Born in rural Cullman County, Alabama, in a small community called Colony, James Fields’ experiences in his childhood taught him the values of close and loving family ties and a strong work ethic. Everyone from the youngest to the oldest worked on his family’s small farm to cultivate and harvest crops, care for their animals and keep their home and gardens clean and well-maintained.
He learned the values of mutual respect and teamwork from completing chores with his brothers. He remembers many trips with them to bring water to their home from a distant well—balancing the load carefully, carrying the heavy tubs without tipping and navigating along the dirt path, in and out of the narrows where trees cut in.
He enjoyed athletics and church activities while he was in school and was taught good sportsmanship and citizenship by his coaches, teachers and mentors at church. He graduated from Hanceville High School and took the values of his rural upbringing with him to university, earning a Bachelor of Science degree in law enforcement from Jacksonville State University and attending two years of officers’ training at the Marine Corps Academy in Quantico, Virginia, from which he received an honorable discharge.
His life has been devoted to helping and guiding people—from working as a supervisor for nearly 30 years for the Alabama Department of Industrial Relations, to serving in the State House of Representatives for Alabama District 12, being a minister, and coaching young people in community leagues. When he announced his candidacy for lieutenant governor of Alabama in November 2013, Fields said, “I’ve been a coach and mentor to hundreds of children. If I can corral them, teach them, help them to learn to be respectful and make the right choices, I can do that for the Alabama State Legislature.”
Fields serves as pastor at St. James United Methodist Church in Irondale, Alabama, as a director of the Alabama Wildlife Federation and sits on numerous boards of trustees, including the Cullman Electric Cooperative, Victims Services of Cullman and Hanceville Civitans.
He and his wife, Yvette Moorer Fields, have seven children and 18 grandchildren.

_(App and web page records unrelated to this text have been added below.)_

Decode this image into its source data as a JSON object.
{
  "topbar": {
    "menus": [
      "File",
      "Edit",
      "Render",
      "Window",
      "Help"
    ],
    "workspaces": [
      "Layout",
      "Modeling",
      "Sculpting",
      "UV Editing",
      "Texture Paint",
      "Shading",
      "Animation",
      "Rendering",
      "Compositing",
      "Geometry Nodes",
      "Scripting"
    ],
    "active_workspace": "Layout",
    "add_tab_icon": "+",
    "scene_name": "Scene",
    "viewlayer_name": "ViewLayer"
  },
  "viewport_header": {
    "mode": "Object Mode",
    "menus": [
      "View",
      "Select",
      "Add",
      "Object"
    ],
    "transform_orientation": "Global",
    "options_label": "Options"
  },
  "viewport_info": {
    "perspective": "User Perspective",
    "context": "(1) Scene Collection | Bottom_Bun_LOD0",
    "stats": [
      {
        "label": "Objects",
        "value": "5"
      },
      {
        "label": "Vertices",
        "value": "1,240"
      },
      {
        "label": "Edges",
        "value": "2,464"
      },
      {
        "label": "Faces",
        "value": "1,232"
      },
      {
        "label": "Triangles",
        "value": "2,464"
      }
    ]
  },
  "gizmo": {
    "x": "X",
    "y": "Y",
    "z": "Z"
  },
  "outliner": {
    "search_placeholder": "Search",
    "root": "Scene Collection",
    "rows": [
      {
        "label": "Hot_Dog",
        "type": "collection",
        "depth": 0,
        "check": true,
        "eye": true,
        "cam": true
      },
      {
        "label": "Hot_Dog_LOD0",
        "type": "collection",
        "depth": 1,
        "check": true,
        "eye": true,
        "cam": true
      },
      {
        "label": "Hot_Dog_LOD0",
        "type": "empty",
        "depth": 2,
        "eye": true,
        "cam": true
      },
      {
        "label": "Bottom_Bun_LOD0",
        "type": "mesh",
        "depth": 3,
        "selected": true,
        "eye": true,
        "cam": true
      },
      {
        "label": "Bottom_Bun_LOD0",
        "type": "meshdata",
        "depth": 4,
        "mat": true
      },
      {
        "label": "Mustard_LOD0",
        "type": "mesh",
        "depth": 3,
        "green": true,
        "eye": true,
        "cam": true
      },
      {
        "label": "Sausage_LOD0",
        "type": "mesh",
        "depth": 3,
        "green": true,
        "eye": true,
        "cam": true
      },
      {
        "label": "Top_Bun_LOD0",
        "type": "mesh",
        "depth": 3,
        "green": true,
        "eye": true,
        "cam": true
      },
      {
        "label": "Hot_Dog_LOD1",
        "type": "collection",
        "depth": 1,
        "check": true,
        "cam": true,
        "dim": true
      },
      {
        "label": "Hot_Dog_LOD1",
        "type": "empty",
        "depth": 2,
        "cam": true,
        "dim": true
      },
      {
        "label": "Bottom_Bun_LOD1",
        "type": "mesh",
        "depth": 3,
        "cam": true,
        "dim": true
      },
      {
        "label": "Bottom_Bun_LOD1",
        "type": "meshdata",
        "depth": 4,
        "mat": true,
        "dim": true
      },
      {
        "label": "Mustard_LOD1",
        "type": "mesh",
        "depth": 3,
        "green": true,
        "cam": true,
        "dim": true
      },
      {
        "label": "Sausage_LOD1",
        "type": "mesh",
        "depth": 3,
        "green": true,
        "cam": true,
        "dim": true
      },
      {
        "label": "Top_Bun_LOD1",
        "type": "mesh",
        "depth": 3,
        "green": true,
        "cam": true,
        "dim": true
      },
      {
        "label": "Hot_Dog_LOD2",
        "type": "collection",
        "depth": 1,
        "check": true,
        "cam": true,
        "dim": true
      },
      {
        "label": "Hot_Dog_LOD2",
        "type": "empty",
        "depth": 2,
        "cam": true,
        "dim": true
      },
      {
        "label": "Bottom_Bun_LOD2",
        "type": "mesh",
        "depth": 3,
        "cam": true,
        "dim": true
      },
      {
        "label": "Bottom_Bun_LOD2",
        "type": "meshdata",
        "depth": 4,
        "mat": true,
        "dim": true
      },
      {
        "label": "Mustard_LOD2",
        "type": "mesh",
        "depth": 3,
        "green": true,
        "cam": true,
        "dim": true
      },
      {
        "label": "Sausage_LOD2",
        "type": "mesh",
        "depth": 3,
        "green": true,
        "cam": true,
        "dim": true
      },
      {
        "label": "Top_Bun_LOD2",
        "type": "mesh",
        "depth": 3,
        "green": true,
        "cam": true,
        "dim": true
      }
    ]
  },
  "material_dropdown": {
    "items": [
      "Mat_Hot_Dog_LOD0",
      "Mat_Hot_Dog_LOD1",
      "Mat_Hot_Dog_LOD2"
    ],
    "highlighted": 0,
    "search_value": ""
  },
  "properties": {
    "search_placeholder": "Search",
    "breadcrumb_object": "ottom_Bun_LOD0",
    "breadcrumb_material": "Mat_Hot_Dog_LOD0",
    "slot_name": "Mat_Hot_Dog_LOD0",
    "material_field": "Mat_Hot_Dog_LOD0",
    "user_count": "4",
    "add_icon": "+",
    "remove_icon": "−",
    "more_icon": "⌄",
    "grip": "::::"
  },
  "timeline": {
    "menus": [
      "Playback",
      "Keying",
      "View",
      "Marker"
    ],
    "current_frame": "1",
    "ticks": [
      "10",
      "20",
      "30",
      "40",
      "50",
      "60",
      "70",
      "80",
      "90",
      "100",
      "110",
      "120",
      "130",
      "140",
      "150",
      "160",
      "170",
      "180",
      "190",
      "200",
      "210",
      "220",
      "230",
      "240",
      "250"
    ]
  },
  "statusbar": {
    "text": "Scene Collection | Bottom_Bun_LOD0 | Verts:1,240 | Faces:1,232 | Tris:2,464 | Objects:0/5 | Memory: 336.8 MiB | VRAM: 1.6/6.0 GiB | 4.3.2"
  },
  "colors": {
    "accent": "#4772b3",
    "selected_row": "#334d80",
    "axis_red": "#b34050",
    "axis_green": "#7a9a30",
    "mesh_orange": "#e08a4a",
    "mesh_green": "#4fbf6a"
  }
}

He has never forgotten the importance of strong family ties, persistence and integrity and has pledged to restore trust, cooperation and fairness to the Alabama state capitol when he is elected in November 2014. “Each of us is called to serve,” said Fields. “Register to vote, learn more about the issues and please get involved in my campaign. We can do better.”